* [Required work]: Below are records to be reproduced exactly and in full.

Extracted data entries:
>>>
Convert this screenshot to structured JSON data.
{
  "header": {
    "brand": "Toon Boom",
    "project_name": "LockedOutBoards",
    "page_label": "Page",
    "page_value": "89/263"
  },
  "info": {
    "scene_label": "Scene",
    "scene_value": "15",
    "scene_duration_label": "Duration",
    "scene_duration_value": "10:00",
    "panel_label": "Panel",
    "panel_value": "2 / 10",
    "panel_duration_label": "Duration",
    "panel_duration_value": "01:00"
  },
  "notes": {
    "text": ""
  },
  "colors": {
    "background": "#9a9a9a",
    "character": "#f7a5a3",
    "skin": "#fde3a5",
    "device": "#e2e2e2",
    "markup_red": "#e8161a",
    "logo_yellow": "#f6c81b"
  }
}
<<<
* [Answer below]:
Convert this screenshot to structured JSON data.
{
  "header": {
    "brand": "Toon Boom",
    "project_name": "LockedOutBoards",
    "page_label": "Page",
    "page_value": "89/263"
  },
  "info": {
    "scene_label": "Scene",
    "scene_value": "15",
    "scene_duration_label": "Duration",
    "scene_duration_value": "10:00",
    "panel_label": "Panel",
    "panel_value": "2 / 10",
    "panel_duration_label": "Duration",
    "panel_duration_value": "01:00"
  },
  "notes": {
    "text": ""
  },
  "colors": {
    "background": "#9a9a9a",
    "character": "#f7a5a3",
    "skin": "#fde3a5",
    "device": "#e2e2e2",
    "markup_red": "#e8161a",
    "logo_yellow": "#f6c81b"
  }
}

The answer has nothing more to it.